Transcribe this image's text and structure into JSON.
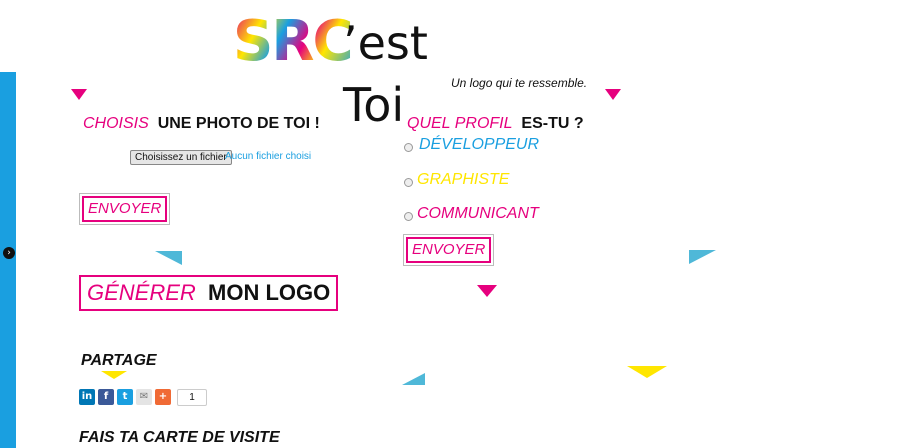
{
  "brand": {
    "logo_src": "SRC",
    "logo_rest": "’est Toi",
    "tagline": "Un logo qui te ressemble."
  },
  "photo_section": {
    "heading_accent": "CHOISIS",
    "heading_main": "UNE PHOTO DE TOI !",
    "file_button": "Choisissez un fichier",
    "file_status": "Aucun fichier choisi",
    "submit": "ENVOYER"
  },
  "profile_section": {
    "heading_accent": "QUEL PROFIL",
    "heading_main": "ES-TU ?",
    "options": [
      {
        "label": "DÉVELOPPEUR",
        "color": "#1a9fe0"
      },
      {
        "label": "GRAPHISTE",
        "color": "#ffe600"
      },
      {
        "label": "COMMUNICANT",
        "color": "#e6007e"
      }
    ],
    "submit": "ENVOYER"
  },
  "generate": {
    "accent": "GÉNÉRER",
    "main": "MON LOGO"
  },
  "share": {
    "heading": "PARTAGE",
    "icons": [
      {
        "name": "linkedin-icon",
        "glyph": "in",
        "color": "#0077b5"
      },
      {
        "name": "facebook-icon",
        "glyph": "f",
        "color": "#3b5998"
      },
      {
        "name": "twitter-icon",
        "glyph": "t",
        "color": "#1a9fe0"
      },
      {
        "name": "email-icon",
        "glyph": "✉",
        "color": "#d8d8d8"
      },
      {
        "name": "more-share-icon",
        "glyph": "+",
        "color": "#f06a35"
      }
    ],
    "count": "1"
  },
  "card": {
    "heading": "FAIS TA CARTE DE VISITE"
  },
  "colors": {
    "magenta": "#e6007e",
    "cyan": "#1a9fe0",
    "yellow": "#ffe600"
  }
}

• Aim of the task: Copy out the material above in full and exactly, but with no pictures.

• Written reply:
Transcribe this image's text and structure into JSON.
{
  "brand": {
    "logo_src": "SRC",
    "logo_rest": "’est Toi",
    "tagline": "Un logo qui te ressemble."
  },
  "photo_section": {
    "heading_accent": "CHOISIS",
    "heading_main": "UNE PHOTO DE TOI !",
    "file_button": "Choisissez un fichier",
    "file_status": "Aucun fichier choisi",
    "submit": "ENVOYER"
  },
  "profile_section": {
    "heading_accent": "QUEL PROFIL",
    "heading_main": "ES-TU ?",
    "options": [
      {
        "label": "DÉVELOPPEUR",
        "color": "#1a9fe0"
      },
      {
        "label": "GRAPHISTE",
        "color": "#ffe600"
      },
      {
        "label": "COMMUNICANT",
        "color": "#e6007e"
      }
    ],
    "submit": "ENVOYER"
  },
  "generate": {
    "accent": "GÉNÉRER",
    "main": "MON LOGO"
  },
  "share": {
    "heading": "PARTAGE",
    "icons": [
      {
        "name": "linkedin-icon",
        "glyph": "in",
        "color": "#0077b5"
      },
      {
        "name": "facebook-icon",
        "glyph": "f",
        "color": "#3b5998"
      },
      {
        "name": "twitter-icon",
        "glyph": "t",
        "color": "#1a9fe0"
      },
      {
        "name": "email-icon",
        "glyph": "✉",
        "color": "#d8d8d8"
      },
      {
        "name": "more-share-icon",
        "glyph": "+",
        "color": "#f06a35"
      }
    ],
    "count": "1"
  },
  "card": {
    "heading": "FAIS TA CARTE DE VISITE"
  },
  "colors": {
    "magenta": "#e6007e",
    "cyan": "#1a9fe0",
    "yellow": "#ffe600"
  }
}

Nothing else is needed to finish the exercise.